Copyright 2003 Reed Business Information, Inc.
Copyright © American Library Association. All rights reserved
I will give McKibben credit where credit is due in one key area of his argument: recognizing and coming to terms with our mortality is one of the most important and rewarding... Read morePublished 5 months ago by kaiser100
This book contains documented research on what science can already do and where trends are heading.
The bigger questions once one has read this:
1) Should we create what... Read more
I get the impression the author didn't understand the subject he's writing about. He treats technology as an evil and human condition as sacred. Read morePublished on July 4, 2013 by Julian Vargas
This book made me think about a subject I really knew nothing about that I should know something about because I am living in this important time in our World. Read morePublished on May 18, 2013 by Beverly J. Ruff
Live forever is near possible. Is that great or has technology taken us too far? Enough?
In the days of yore it was believed that a man could live longer if he used a golden... Read more
Some reviewers give this book five stars because they agree with its arguments, others one star because they consider McKibben a Luddite. Read morePublished on March 4, 2012 by Al Sheppard

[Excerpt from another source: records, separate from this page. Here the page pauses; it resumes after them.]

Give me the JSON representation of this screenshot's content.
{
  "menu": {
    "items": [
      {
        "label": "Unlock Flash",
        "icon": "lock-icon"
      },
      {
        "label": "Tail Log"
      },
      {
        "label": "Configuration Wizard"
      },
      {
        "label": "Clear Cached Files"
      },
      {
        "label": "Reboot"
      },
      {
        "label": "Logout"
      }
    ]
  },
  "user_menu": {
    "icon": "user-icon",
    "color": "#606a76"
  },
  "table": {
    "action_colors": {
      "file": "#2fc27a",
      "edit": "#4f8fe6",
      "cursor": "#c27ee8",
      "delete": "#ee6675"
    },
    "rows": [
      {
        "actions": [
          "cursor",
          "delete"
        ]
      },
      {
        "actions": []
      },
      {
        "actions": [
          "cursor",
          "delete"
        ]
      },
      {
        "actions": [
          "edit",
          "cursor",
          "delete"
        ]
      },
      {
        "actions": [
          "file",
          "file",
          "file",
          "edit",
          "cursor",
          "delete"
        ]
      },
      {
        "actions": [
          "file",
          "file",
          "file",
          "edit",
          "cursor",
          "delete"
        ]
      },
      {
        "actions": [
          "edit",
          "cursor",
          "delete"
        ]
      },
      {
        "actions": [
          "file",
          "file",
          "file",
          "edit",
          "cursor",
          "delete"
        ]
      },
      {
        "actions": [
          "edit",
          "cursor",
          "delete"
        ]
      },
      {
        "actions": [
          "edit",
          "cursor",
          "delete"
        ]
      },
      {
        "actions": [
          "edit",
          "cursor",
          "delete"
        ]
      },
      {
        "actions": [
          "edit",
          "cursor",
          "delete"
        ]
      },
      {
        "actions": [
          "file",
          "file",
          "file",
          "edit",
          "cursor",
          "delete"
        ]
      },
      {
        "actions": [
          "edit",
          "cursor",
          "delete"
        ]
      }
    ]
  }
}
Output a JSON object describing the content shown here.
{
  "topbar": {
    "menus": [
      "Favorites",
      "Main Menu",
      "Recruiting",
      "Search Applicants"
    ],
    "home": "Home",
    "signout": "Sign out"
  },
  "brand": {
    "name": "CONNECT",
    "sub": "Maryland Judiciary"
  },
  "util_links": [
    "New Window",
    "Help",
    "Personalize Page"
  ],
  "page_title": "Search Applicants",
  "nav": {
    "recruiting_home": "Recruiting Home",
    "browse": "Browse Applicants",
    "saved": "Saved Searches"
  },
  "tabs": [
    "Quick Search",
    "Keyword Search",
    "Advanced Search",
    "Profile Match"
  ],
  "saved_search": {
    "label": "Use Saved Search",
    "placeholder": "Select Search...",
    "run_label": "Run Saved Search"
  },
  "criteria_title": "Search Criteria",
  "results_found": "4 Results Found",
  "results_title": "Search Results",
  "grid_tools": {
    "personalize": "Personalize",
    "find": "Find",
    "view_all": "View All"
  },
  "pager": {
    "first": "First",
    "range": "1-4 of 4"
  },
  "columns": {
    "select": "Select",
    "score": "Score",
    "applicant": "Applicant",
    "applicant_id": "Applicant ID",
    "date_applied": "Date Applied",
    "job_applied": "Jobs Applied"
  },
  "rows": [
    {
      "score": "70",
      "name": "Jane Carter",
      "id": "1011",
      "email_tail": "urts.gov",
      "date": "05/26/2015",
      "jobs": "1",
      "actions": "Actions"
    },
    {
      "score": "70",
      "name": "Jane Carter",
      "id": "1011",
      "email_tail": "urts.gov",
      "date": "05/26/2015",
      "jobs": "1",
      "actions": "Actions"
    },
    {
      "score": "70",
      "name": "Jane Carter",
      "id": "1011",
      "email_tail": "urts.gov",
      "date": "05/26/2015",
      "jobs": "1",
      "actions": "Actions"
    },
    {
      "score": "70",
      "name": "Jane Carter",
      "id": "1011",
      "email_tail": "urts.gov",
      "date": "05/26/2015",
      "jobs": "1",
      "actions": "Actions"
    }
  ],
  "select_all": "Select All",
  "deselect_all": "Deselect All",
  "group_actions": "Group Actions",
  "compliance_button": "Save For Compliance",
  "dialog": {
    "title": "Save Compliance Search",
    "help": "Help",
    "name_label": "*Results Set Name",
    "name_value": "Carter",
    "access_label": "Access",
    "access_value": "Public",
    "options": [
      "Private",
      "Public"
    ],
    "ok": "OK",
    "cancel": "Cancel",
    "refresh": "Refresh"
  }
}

In this book, McKibben argues that humanity needs to shut down large chunks of two areas of technology: stemline genetics research and nanotechnology/robotics. Read morePublished on September 6, 2008 by Arthur Digbee
One point that has not been made yet which I feel is pertinent is the question of disease. Namely, what purpose has disease served in directing the adaptation of humans? Read morePublished on December 11, 2007 by Christine Taylor
McKibben has turned simplicity, primitivism and that universal longing railed against almost every aspect of modern American life - television, marketing, the environment,... Read morePublished on July 27, 2007 by Avid Reader